I’m volunteering for Southampton Sight. They have given me a new purpose after my retirement from work. Thank goodness for Southampton Sight and their ongoing mission to educate people about sight loss and visual impairment! They recognised my skills and my desire to give something back. They allowed me to set up a Sight Awareness Workshop programme, which I planned and designed for primary schools. The interactive sessions we run for classes of 6-7-year-olds every week give children the chance to explore ideas about sight through hands on, practical activities. They experiment with sight simulation glasses, try out mobility tasks with white canes and explore ideas about how visually impaired people might need to use their sense of touch more. We discuss images of visually impaired people engaged in a variety of tasks and activities so they realise visually impaired people can still do lots of stuff that is practical and fun. They talk about their ideas and feelings in response to the activities they take part in. We give positive messages not doom & gloom. The children become part of our Southampton Sight Team as Sight Awareness Champions. They are sent out on a mission to share their learning with their families and friends.
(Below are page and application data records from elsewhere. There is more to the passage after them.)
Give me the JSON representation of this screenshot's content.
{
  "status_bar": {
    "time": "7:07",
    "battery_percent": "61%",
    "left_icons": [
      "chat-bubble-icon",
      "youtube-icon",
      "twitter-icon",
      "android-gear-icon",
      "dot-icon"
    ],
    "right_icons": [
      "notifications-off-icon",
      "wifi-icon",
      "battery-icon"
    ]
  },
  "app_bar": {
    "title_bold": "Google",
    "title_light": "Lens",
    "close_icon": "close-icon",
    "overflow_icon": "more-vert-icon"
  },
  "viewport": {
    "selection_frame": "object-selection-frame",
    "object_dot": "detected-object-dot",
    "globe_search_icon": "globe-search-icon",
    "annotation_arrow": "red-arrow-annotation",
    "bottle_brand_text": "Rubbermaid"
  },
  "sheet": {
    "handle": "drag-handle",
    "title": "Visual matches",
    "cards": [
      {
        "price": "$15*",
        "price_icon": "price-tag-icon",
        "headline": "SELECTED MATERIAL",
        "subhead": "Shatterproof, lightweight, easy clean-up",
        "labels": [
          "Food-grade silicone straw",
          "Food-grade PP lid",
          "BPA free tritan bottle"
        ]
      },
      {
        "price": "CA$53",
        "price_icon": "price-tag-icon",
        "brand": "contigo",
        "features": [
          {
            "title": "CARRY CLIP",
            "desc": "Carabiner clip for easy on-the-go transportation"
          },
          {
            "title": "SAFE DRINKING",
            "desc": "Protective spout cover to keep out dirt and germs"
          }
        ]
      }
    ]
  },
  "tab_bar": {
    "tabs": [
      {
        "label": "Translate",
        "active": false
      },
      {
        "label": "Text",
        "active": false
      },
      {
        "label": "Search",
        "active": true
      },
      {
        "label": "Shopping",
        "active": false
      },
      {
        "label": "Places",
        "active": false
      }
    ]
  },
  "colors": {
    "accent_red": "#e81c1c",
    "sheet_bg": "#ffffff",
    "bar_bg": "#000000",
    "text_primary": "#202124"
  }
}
Why would you do this sight awareness work with children I hear you say? They’re just kids! What do they know? Well we’re on your case Mr Sight Loss! We believe in starting young. Children are more open and responsive to new ideas than adults. If we get messages out there early then we are likely to grow a generation of children who are more aware. If we want a better society for everyone, we need to start with early education. It’s the key to everything in my opinion! So why not sight awareness too?! And we have discovered something else from our workshops. As children get to meet people who are visually impaired, like me and Kate and Kris, they engage with positive role models of people with sight loss. “VI people are just normal people!” one six-year-old told us. And we in turn get so much from our work with the children by sharing our lived experiences of sight loss. So because Southampton Sight believe in us and our project we are working practically and effectively with hundreds of children every year, to help them understand that some people see the world differently because of visual impairment. We are teaching them about empathy. What it might be like to walk in someone else’s shoes. And that can’t be a bad thing in this day and age! I couldn’t be more proud!
So Mr Sight Loss, I’ll sign off now. I just wanted to let you know that I’m doing ok. It has been challenging dealing with you, but I am lucky to have had the best people around me to help and support me. I know that you’ll inflict yourself on many, many more people over the years, but people are stronger than you think. Just you remember…sight loss is not the end of the world, it’s just a different way of seeing the world.
Thanks for listening…..have a glass of lemonade on me!